The arrival of any baby is cause for celebration. But for animals like the western lowland gorilla, births are even more significant. Scientists estimate that in the past 20 to 25 years, the number of wild western lowland gorillas has decreased by 60%. At the Smithsonian’s National Zoo and Conservation Biology Institute, the arrival of this new baby brings the total number of gorillas to six.

For this rare species, each litter is a milestone

Black-footed ferret mom Hickory cuddles with a litter of tiny kits inside of a nest box.
One-year-old black-footed ferret Hickory cuddles with her six kits—and one foster kit—in her den box.

Fond of ferrets?

On May 27, 1-year-old black-footed ferret female Hickory gave birth to a whole litter of kits, fathered by 2-year-old Talo. Hickory, her six kits and one additional foster kit live at the Smithsonian Conservation Biology Institute (SCBI) in Front Royal, Virginia.

These small, feisty carnivores are native to the grasslands and prairies of North America. Black-footed ferrets were once so endangered that they were declared extinct in the wild—twice! But thanks to breeding programs like the one at the Smithsonian’s National Zoo and Conservation Biology Institute, there are now hundreds of individuals living in reintroduction colonies throughout the American West.

Want to watch Hickory cuddle with her kits?
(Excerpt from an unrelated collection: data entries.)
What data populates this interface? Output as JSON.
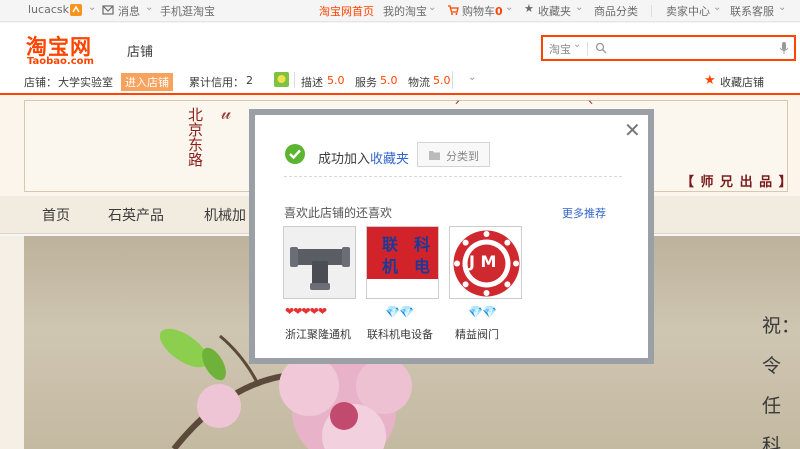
{
  "topbar": {
    "username": "lucacsk",
    "messages": "消息",
    "mobile": "手机逛淘宝",
    "home": "淘宝网首页",
    "my_taobao": "我的淘宝",
    "cart_label": "购物车",
    "cart_count": "0",
    "favorites": "收藏夹",
    "categories": "商品分类",
    "seller_center": "卖家中心",
    "contact": "联系客服"
  },
  "header": {
    "logo_main": "淘宝网",
    "logo_sub": "Taobao.com",
    "shop_label": "店铺",
    "search_category": "淘宝",
    "search_placeholder": ""
  },
  "shop": {
    "name_label": "店铺：",
    "name": "大学实验室",
    "enter": "进入店铺",
    "credit_label": "累计信用：",
    "credit": "2",
    "desc_label": "描述",
    "desc_score": "5.0",
    "service_label": "服务",
    "service_score": "5.0",
    "logistics_label": "物流",
    "logistics_score": "5.0",
    "favorite_shop": "收藏店铺"
  },
  "banner": {
    "vertical_text": "北京东路",
    "master": "【 师 兄 出 品 】"
  },
  "nav": {
    "items": [
      "首页",
      "石英产品",
      "机械加"
    ]
  },
  "photo": {
    "calligraphy": "祝：令任科"
  },
  "modal": {
    "success_text": "成功加入",
    "success_link": "收藏夹",
    "category_button": "分类到",
    "also_like": "喜欢此店铺的还喜欢",
    "more": "更多推荐",
    "shops": [
      {
        "name": "浙江聚隆通机",
        "rating": "hearts"
      },
      {
        "name": "联科机电设备",
        "rating": "diamonds",
        "thumb_text_1": "联　科",
        "thumb_text_2": "机　电"
      },
      {
        "name": "精益阀门",
        "rating": "diamonds",
        "thumb_letters": "J M"
      }
    ]
  },
  "colors": {
    "accent": "#ff4400",
    "link": "#3366cc",
    "banner_text": "#8a1f1f"
  }
}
Check out the Zoo’s Black Footed Ferret Cam, streaming 24/7 from Hickory’s nest box.

Hakuna matata! The Zoo has baby meerkats for the first time in 16 years

Animal keepers at the Small Mammal House arrived early May 10 to a meerkat surprise. After an 11-week pregnancy, first-time mother Sadie, age 5, had given birth to three tiny meerkats overnight!
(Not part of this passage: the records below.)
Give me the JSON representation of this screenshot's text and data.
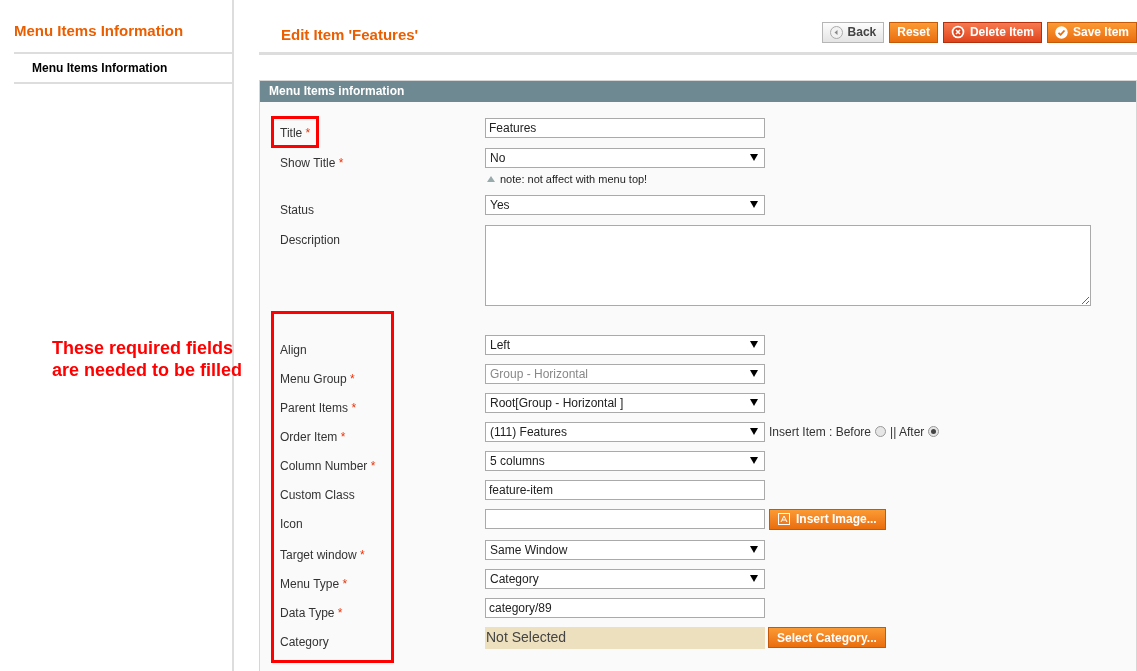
{
  "sidebar": {
    "title": "Menu Items Information",
    "items": [
      {
        "label": "Menu Items Information",
        "selected": true
      }
    ]
  },
  "header": {
    "title": "Edit Item 'Features'",
    "buttons": [
      {
        "label": "Back",
        "kind": "back"
      },
      {
        "label": "Reset",
        "kind": "plain"
      },
      {
        "label": "Delete Item",
        "kind": "delete"
      },
      {
        "label": "Save Item",
        "kind": "save"
      }
    ]
  },
  "panel": {
    "title": "Menu Items information",
    "fields": [
      {
        "label": "Title",
        "required_mark": "*",
        "highlighted": true,
        "kind": "text",
        "value": "Features"
      },
      {
        "label": "Show Title",
        "required_mark": "*",
        "kind": "select",
        "value": "No",
        "note": "note: not affect with menu top!"
      },
      {
        "label": "Status",
        "kind": "select",
        "value": "Yes"
      },
      {
        "label": "Description",
        "kind": "textarea"
      }
    ],
    "required_group": {
      "highlighted": true,
      "annotation": [
        "These required fields",
        "are needed to be filled"
      ],
      "fields": [
        {
          "label": "Align",
          "kind": "select",
          "value": "Left"
        },
        {
          "label": "Menu Group",
          "required_mark": "*",
          "kind": "select",
          "value": "Group - Horizontal",
          "disabled": true
        },
        {
          "label": "Parent Items",
          "required_mark": "*",
          "kind": "select",
          "value": "Root[Group - Horizontal ]"
        },
        {
          "label": "Order Item",
          "required_mark": "*",
          "kind": "order",
          "value": "(111) Features",
          "insert_label": "Insert Item : Before",
          "before_selected": false,
          "options": [
            {
              "label": "|| After",
              "selected": true
            }
          ]
        },
        {
          "label": "Column Number",
          "required_mark": "*",
          "kind": "select",
          "value": "5 columns"
        },
        {
          "label": "Custom Class",
          "kind": "text",
          "value": "feature-item"
        },
        {
          "label": "Icon",
          "kind": "image",
          "button": "Insert Image..."
        },
        {
          "label": "Target window",
          "required_mark": "*",
          "kind": "select",
          "value": "Same Window"
        },
        {
          "label": "Menu Type",
          "required_mark": "*",
          "kind": "select",
          "value": "Category"
        },
        {
          "label": "Data Type",
          "required_mark": "*",
          "kind": "text",
          "value": "category/89"
        },
        {
          "label": "Category",
          "kind": "category",
          "value": "Not Selected",
          "button": "Select Category..."
        }
      ]
    }
  }
}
Animal care staff describe each of the three baby meerkats—which weigh about one ounce (30 grams) at birth— as sociable, energetic and inquisitive. The arrival of these pups marks the first meerkat births at the Smithsonian’s National Zoo and Conservation Biology Institute since 2007.

Native to the plains and grasslands of southern Africa, meerkats are members of the mongoose family. They are social animals that live in groups called mobs.

Visitors can see the Zoo’s entire meerkat mob, which also includes Sadie’s sister, Stella, and the pups’ father, Frankie, at the Small Mammal House.

Hoppy days for the Zoo’s Panamanian golden frogs

A tiny gray Panamanian golden frog rests atop the head of a larger yellow Panamanian golden frog.
Panamanian golden frogs were hatched this spring at the Smithsonian's National Zoo and Conservation Biology Institute.

There are over 7,000 frog and toad species on Earth, and they are all uniquely adapted to their environments. So when amphibians like the Panamanian golden frog (which is actually a toad!) disappear from their rainforest and cloud forest habitats, replacing them is no easy task. With every colony of teeny baby toadlets hatched at the Smithsonian’s National Zoo and Conservation Biology Institute—like the one born behind the scenes in early 2023 at the Reptile Discovery Center—scientists come one step closer to ensuring their survival.

While the toadlets are currently off-exhibit, Zoo visitors can see adult Panamanian golden frogs at both the Reptile Discovery Center and Amazonia.

Also, you can learn how the Smithsonian's National Zoo and Conservation Biology Institute helps this critically endangered species here.

Seven months old? We can bear-ly believe it!

It’s been half a year since the Smithsonian’s National Zoo and Conservation Biology Institute celebrated the arrival of two Andean bears, and the cubs are as cute as ever!

Born last November, the Zoo’s rambunctious pair of Andean bear cubs first ventured out of their cubbing den and into their outdoor habitat area in mid-March. Cubs Ian and Sean are getting bigger every day, and now have a healthy appetite for solid foods. They love exploring and climbing trees in their outdoor yard alongside their mother, 4-year-old Brienne.

These rare bears are the only species of bear native to South America. At the Smithsonian’s National Zoo and Conservation Biology Institute, visitors can find Ian, Sean, Brienne and 9-year-old father Quito on exhibit in between American Trail and Amazonia.

Ready to experience more cuteness overload? Plan your next visit to the Smithsonian's National Zoo and Conservation Biology Institute today, or sign up to receive animal news delivered straight to your inbox!